Cadence is the term to use when describing an ‘end feeling’ within a piece of music. You may have noticed a cadence in a song before; perhaps at the end of a verse or post chorus. It tones the song down and allows the musicians to rebuild in a way; changing the dynamics of the music.
A good example is in Radiohead’s – Paranoid Android; in between Jonny Greenwoods first guitar solo and the ‘rain down’ section.
Below is a list of Cadence terms (different progressions in which to end a phrase of music with)
Authentic (also known as Complete Cadence or Perfect Cadence) – A Dominant chord followed by a Tonic Chord (V – I or V7 – I)
Deceptive (also known as False Cadence or interrupted Cadence) – A Deceptive Cadence refers to when the music feels as though it is leading up to a Cadence, but doesn’t land on the tonic; and possibly not bring the expected pause.

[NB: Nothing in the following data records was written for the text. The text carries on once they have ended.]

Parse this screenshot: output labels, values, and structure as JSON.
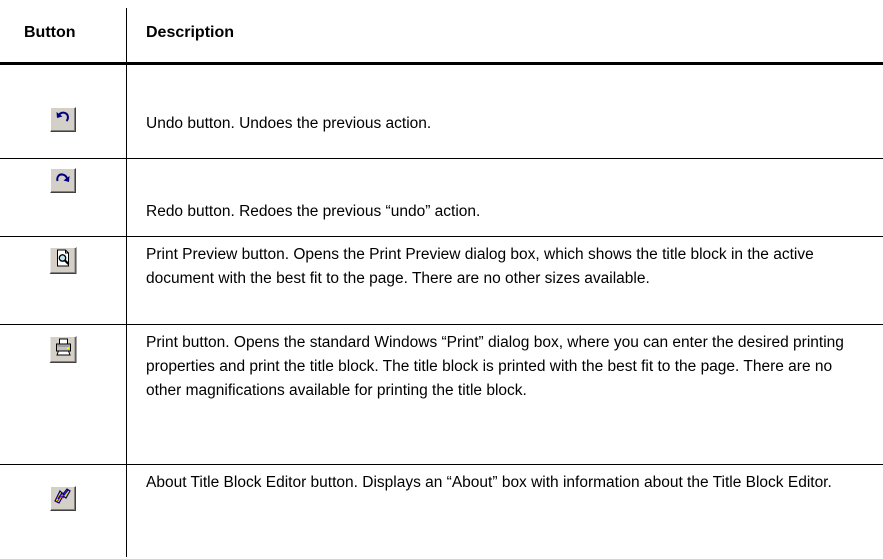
{
  "header": {
    "col_button": "Button",
    "col_description": "Description"
  },
  "rows": [
    {
      "icon": "undo-icon",
      "description": "Undo button. Undoes the previous action."
    },
    {
      "icon": "redo-icon",
      "description": "Redo button. Redoes the previous “undo” action."
    },
    {
      "icon": "print-preview-icon",
      "description": "Print Preview button. Opens the Print Preview dialog box, which shows the title block in the active document with the best fit to the page. There are no other sizes available."
    },
    {
      "icon": "printer-icon",
      "description": "Print button. Opens the standard Windows “Print” dialog box, where you can enter the desired printing properties and print the title block. The title block is printed with the best fit to the page. There are no other magnifications available for printing the title block."
    },
    {
      "icon": "about-icon",
      "description": "About Title Block Editor button. Displays an “About” box with information about the Title Block Editor."
    }
  ]
}
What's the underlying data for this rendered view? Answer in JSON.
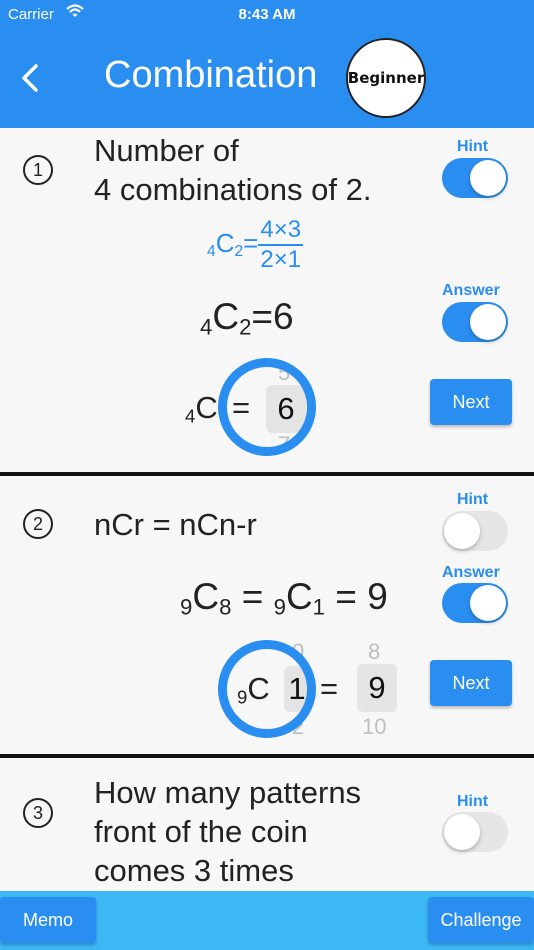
{
  "status": {
    "carrier": "Carrier",
    "time": "8:43 AM"
  },
  "header": {
    "title": "Combination",
    "badge": "Beginner"
  },
  "problems": [
    {
      "number": "1",
      "question": [
        "Number of",
        "4 combinations of 2."
      ],
      "hint_label": "Hint",
      "hint_on": true,
      "hint_formula": {
        "n": "4",
        "c": "C",
        "r": "2",
        "eq": "=",
        "numerator": "4×3",
        "denominator": "2×1"
      },
      "answer_label": "Answer",
      "answer_on": true,
      "answer_formula": {
        "n": "4",
        "c": "C",
        "r": "2",
        "eq": "=",
        "value": "6"
      },
      "input": {
        "n": "4",
        "c": "C",
        "eq": "=",
        "value": "6",
        "ghost_above": "5",
        "ghost_below": "7"
      },
      "next_label": "Next"
    },
    {
      "number": "2",
      "question": [
        "nCr = nCn-r"
      ],
      "hint_label": "Hint",
      "hint_on": false,
      "answer_label": "Answer",
      "answer_on": true,
      "answer_formula": {
        "n1": "9",
        "c1": "C",
        "r1": "8",
        "eq1": " = ",
        "n2": "9",
        "c2": "C",
        "r2": "1",
        "eq2": " = ",
        "value": "9"
      },
      "input": {
        "n": "9",
        "c": "C",
        "picker_value": "1",
        "picker_above": "0",
        "picker_below": "2",
        "eq": "=",
        "value": "9",
        "value_above": "8",
        "value_below": "10"
      },
      "next_label": "Next"
    },
    {
      "number": "3",
      "question": [
        "How many patterns",
        "front of the coin",
        "comes 3 times"
      ],
      "hint_label": "Hint",
      "hint_on": false
    }
  ],
  "bottom": {
    "memo": "Memo",
    "challenge": "Challenge"
  },
  "colors": {
    "primary": "#2a8ef0",
    "bottom_bar": "#3cb8f5"
  }
}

This type of Cadence is usually in a Major key with the progression of dominant to submediant (V-vi). In doing so, you replace your tonic (I Chord) with your relative minor (vi chord)
Half/Semi Cadence – A Half/Semi Cadence ends on the dominant chord (V); Often played as a ‘pause Cadence’.
Imperfect Cadence – An imperfect Cadence uses the standard (V – I) progression, however the tonic (I) is inverted!
Plagal Cadence – often used to end traditional hymns; the Plagal Cadence is a subdominant chord followed by a tonic chord (IV-I)
And there you have it!